Any possible roadmap in locating functions of operational local systems is doomed to failure. That is, anyone in the software industry who believes that a reliable and effective information technology (IT) plan and roadmap is possible – even useful – is just plain cuckoo. With so many frequent innovations, IT is simply too unpredictable to plan for next steps or for software and hardware purchases. Hiring consultants, such as Accenture, to develop an IT roadmap is a waste of time and money. Don’t be delusional that an IT roadmap is any better than just good guessing and spontaneous purchases.

The best approach to IT planning for buying information systems and technologies is to have the organization’s typically uninformed senior executives impulsively select what software and hardware tickles their fancy or they have a hunch it will be good. Why is this smart to do? Executives have been making decisions based on their gut feel and intuition without facts throughout their careers. Why stop them now?

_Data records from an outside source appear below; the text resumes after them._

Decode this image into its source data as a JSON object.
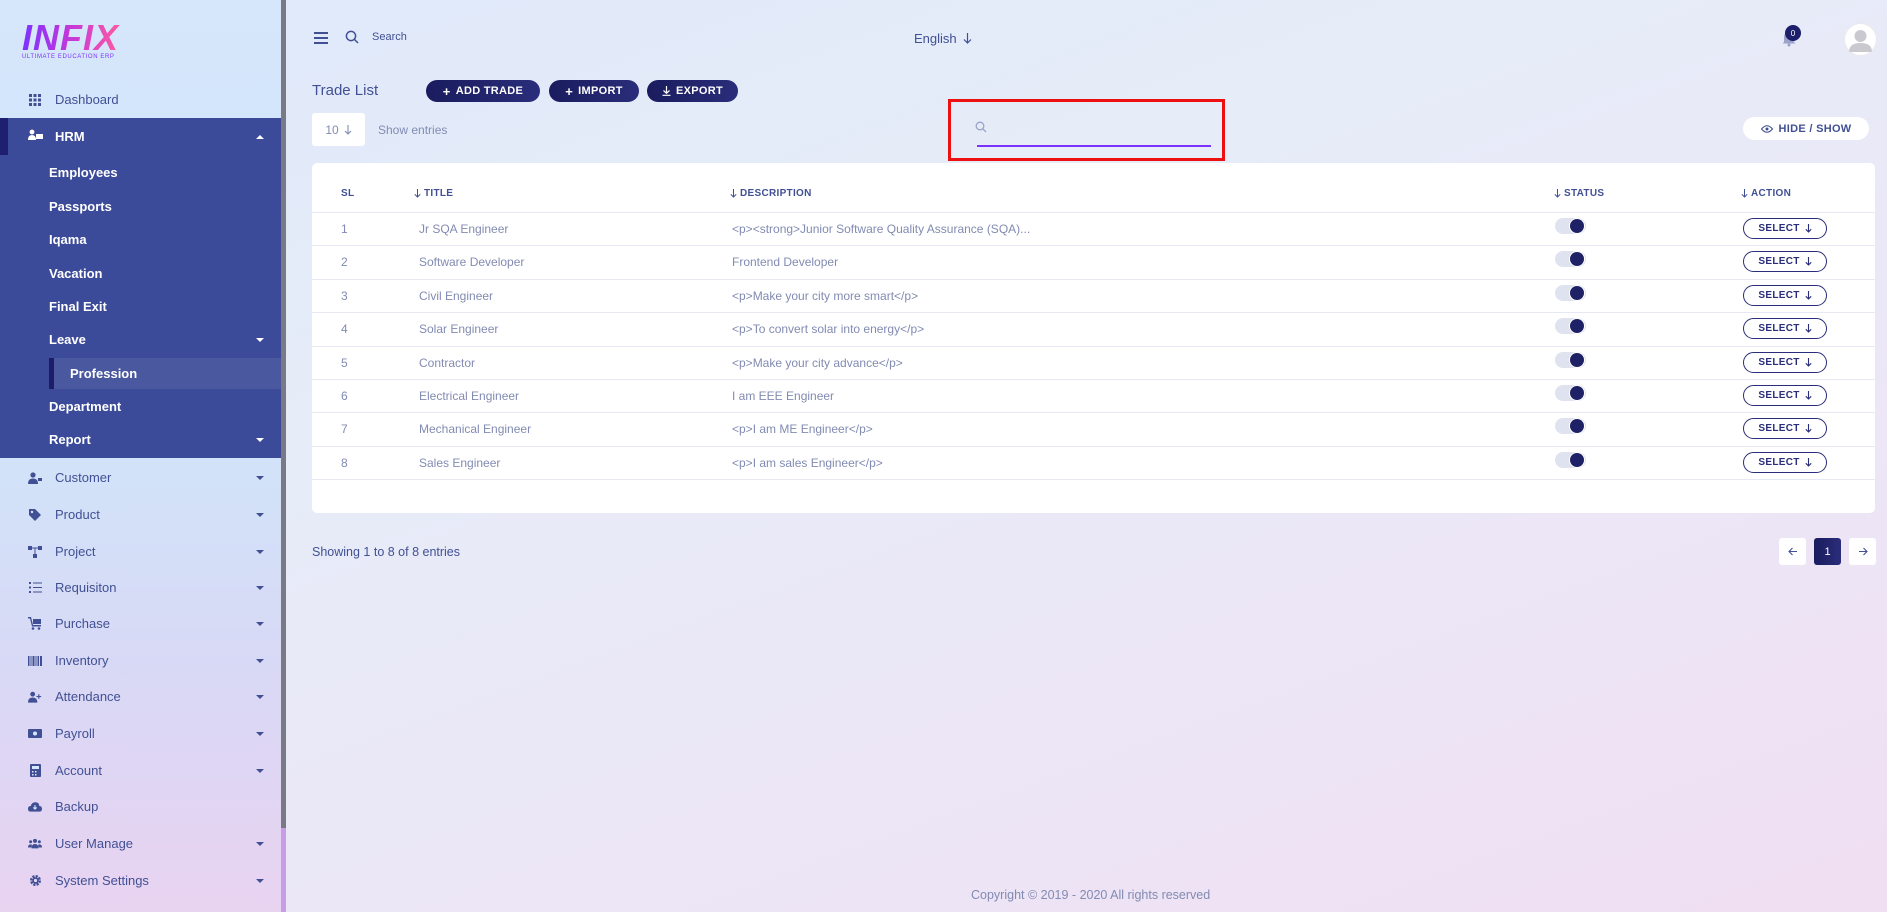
{
  "logo": {
    "text": "INFIX",
    "subtitle": "ULTIMATE EDUCATION ERP"
  },
  "sidebar": {
    "dashboard": "Dashboard",
    "hrm": "HRM",
    "hrm_items": [
      "Employees",
      "Passports",
      "Iqama",
      "Vacation",
      "Final Exit",
      "Leave",
      "Profession",
      "Department",
      "Report"
    ],
    "items": [
      "Customer",
      "Product",
      "Project",
      "Requisiton",
      "Purchase",
      "Inventory",
      "Attendance",
      "Payroll",
      "Account",
      "Backup",
      "User Manage",
      "System Settings"
    ]
  },
  "header": {
    "search_placeholder": "Search",
    "language": "English",
    "notification_count": "0"
  },
  "page": {
    "title": "Trade List",
    "add_button": "ADD TRADE",
    "import_button": "IMPORT",
    "export_button": "EXPORT",
    "entries_value": "10",
    "show_entries": "Show entries",
    "hide_show": "HIDE / SHOW"
  },
  "table": {
    "headers": [
      "SL",
      "TITLE",
      "DESCRIPTION",
      "STATUS",
      "ACTION"
    ],
    "select_label": "SELECT",
    "rows": [
      {
        "sl": "1",
        "title": "Jr SQA Engineer",
        "description": "<p><strong>Junior Software Quality Assurance (SQA)...",
        "status": true
      },
      {
        "sl": "2",
        "title": "Software Developer",
        "description": "Frontend Developer",
        "status": true
      },
      {
        "sl": "3",
        "title": "Civil Engineer",
        "description": "<p>Make your city more smart</p>",
        "status": true
      },
      {
        "sl": "4",
        "title": "Solar Engineer",
        "description": "<p>To convert solar into energy</p>",
        "status": true
      },
      {
        "sl": "5",
        "title": "Contractor",
        "description": "<p>Make your city advance</p>",
        "status": true
      },
      {
        "sl": "6",
        "title": "Electrical Engineer",
        "description": "I am EEE Engineer",
        "status": true
      },
      {
        "sl": "7",
        "title": "Mechanical Engineer",
        "description": "<p>I am ME Engineer</p>",
        "status": true
      },
      {
        "sl": "8",
        "title": "Sales Engineer",
        "description": "<p>I am sales Engineer</p>",
        "status": true
      }
    ]
  },
  "footer": {
    "showing": "Showing 1 to 8 of 8 entries",
    "current_page": "1",
    "copyright": "Copyright © 2019 - 2020 All rights reserved"
  },
  "colors": {
    "primary": "#415094",
    "dark": "#1e1f6e",
    "accent": "#7c32ff",
    "highlight": "#ec1010"
  }
}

Without an IT roadmap plan, what is the worst that can happen? Maybe software is purchased that does not integrate with existing or future software or hardware. Or maybe the software falls short in providing users with information for reporting and analysis to gain insights to make better decisions. Or maybe the software results in little or no return on investment. Heck, nothing is ever perfect.

By dropping the foolish notion that an IT roadmap has any value, organizations can eliminate all that wasteful planning time and just let the chips fall as they purchase software that looks cool or nifty. If some of it does not work out, just throw it away. The accountants know how to write-off failed investments or use bookkeeping reserves to bury the results from bad investments. The shareholders or governing boards will never know.

And if you believe what I have written here, read the first letter of each word in the first sentence of this blog. You will see that together they spell A-p-r-i-l f-o-o-l-s!